The Community Woodlands Association was established in 2003 by Scotland’s community woodland groups to help them achieve their aspirations and potential: we provide advice, assistance and information, facilitate networking and training, and represent and promote community woodlands to the wider world.
There are around 200 community woodland groups in Scotland, from the highlands and islands to the heart of our major cities; collectively they own and manage tens of thousands of hectares of forest, ranging from ancient semi-native woodlands to large conifer plantations and recent regeneration on urban brownfield sites.
Our support helps them to connect people with nature and build social capital in communities across Scotland, to manage their woodlands to meet local needs, and to deliver a broad range of social, environmental and economic public benefits.
Scotland’s community woodlands are:
- providing wide-ranging opportunities for outdoor recreation, from informal paths and ’all ability’ facilities to mountain bike trails and orienteering courses;
- restoring native woodlands, and improving woodland habitats, to conserve and enhance Scotland’s biodiversity and help mitigate climate change;
- increasing the economic value of forestry to local communities, creating jobs, developing local processing and building markets for forest products;
- developing local supply chains and markets for woodfuel, to help reduce our dependence on fossil fuels and support sustainable forest management;

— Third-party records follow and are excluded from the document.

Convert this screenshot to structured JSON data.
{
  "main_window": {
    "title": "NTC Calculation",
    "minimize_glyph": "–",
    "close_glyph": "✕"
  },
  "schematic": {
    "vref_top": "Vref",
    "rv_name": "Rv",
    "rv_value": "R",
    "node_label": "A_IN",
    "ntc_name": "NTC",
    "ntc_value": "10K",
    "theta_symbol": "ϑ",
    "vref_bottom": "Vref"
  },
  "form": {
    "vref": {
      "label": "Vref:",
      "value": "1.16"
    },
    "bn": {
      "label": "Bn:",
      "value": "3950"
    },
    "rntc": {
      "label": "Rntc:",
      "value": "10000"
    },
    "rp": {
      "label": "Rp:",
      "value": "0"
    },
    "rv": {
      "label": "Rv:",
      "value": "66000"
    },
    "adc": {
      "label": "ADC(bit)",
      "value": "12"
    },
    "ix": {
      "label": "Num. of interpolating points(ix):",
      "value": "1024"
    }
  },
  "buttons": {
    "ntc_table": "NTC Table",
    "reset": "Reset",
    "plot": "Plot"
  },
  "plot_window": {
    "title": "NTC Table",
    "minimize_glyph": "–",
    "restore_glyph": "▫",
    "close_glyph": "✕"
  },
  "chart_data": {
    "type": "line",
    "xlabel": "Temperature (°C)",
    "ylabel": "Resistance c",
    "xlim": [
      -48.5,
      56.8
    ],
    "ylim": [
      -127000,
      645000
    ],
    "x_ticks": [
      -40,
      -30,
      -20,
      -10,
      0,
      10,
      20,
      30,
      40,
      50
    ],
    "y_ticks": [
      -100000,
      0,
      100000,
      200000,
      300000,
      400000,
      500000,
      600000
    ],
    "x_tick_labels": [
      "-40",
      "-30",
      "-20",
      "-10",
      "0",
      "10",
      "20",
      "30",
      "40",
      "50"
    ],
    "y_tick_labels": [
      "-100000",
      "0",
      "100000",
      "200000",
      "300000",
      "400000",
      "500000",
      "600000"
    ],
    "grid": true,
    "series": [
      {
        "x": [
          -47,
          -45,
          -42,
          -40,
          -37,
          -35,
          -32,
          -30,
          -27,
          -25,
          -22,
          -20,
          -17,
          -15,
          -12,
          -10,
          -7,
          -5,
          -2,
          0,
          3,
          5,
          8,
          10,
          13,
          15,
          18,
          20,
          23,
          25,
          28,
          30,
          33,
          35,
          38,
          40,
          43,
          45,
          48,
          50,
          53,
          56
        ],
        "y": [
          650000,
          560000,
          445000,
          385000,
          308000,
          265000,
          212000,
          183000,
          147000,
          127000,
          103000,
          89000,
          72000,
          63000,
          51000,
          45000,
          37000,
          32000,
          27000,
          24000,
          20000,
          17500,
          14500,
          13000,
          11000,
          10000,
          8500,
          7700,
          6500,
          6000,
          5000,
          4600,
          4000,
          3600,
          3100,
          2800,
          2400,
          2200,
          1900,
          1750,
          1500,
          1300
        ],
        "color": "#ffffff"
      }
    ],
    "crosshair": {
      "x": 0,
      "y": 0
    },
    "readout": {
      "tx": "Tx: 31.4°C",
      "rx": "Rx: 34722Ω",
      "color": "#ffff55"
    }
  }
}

- involving all sections of the community in planning and decision-making, and ensuring that the benefits of community woodlands are available to all.